“Spending too little on repair and allowing roads to fall apart exposes states and the federal government to huge financial liabilities,” Millar said. “Our findings show that in order to bring their roads into good condition and maintain them that way, states would collectively have to spend $43 billion every year for the next 20 years — more than they currently spend on all repair, preservation and new capacity combined. As this figure illustrates, state have drifted too far from regular preservation and repair and in so doing have created a deficit that is going to take decades to reverse.”
The report comes as Congress to begin debating a new Safe, Accountable, Flexible, Efficient Transportation Equity Act: A Legacy for Users, or SAFETEA-LU, transportation bill.

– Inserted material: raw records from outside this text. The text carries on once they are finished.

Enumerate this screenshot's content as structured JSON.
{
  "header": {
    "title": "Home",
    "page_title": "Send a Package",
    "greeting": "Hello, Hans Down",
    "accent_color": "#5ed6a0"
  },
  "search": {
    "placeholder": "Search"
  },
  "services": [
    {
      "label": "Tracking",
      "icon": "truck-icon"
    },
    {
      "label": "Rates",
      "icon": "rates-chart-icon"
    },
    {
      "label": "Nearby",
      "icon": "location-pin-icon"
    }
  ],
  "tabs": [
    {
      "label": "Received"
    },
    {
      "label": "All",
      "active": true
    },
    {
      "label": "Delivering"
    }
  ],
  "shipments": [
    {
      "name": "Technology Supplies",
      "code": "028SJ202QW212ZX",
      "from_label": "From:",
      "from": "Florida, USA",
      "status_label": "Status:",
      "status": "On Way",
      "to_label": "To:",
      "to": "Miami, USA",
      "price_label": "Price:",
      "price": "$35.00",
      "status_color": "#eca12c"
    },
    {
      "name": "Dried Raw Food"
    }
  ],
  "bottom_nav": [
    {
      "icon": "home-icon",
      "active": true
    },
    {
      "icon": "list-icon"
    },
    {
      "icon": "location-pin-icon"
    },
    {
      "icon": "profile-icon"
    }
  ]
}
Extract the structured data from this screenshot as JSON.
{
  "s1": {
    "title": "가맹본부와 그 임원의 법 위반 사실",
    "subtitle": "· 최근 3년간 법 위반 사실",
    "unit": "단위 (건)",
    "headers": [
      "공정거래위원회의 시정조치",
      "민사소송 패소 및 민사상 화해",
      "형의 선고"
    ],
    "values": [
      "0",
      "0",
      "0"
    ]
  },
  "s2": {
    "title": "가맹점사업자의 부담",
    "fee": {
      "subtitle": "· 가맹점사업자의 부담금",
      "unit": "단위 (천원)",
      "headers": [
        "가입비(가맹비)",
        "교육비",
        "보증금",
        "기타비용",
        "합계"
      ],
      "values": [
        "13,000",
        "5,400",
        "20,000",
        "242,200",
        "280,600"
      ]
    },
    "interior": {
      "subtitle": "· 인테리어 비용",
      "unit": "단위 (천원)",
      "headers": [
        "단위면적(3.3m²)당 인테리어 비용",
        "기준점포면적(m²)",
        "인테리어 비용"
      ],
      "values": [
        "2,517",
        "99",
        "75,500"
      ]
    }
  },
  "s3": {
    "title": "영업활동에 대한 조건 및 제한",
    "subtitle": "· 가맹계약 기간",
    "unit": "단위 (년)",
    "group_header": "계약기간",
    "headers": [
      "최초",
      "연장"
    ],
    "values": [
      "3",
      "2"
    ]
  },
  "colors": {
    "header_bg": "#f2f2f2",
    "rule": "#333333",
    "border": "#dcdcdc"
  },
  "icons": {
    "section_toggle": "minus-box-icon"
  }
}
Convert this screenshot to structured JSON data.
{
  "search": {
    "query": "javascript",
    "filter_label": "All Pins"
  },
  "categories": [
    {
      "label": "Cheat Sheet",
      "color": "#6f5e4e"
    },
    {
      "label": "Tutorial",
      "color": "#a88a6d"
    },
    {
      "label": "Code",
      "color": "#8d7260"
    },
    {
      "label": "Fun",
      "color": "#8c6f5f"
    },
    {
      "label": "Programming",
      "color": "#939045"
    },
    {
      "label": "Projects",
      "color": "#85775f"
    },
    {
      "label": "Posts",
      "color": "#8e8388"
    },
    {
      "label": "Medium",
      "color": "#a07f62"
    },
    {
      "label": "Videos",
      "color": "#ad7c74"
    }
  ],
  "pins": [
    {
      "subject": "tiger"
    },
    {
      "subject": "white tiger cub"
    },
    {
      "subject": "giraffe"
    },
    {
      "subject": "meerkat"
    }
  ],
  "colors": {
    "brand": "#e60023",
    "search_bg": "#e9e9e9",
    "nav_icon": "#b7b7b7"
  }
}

Its penny-pinching message could play well with lawmakers who have already expressed concerns with President Obama's proposal to spend $556 billion over six years on the measure, which funds highways and public transportation.
Congress is putting the finishing touches on the first draft of the SAFETEA-LU bill, and House Transportation and Infrastructure Committee Chairman John Mica (R-Fla.) said there could be a draft as early as this week.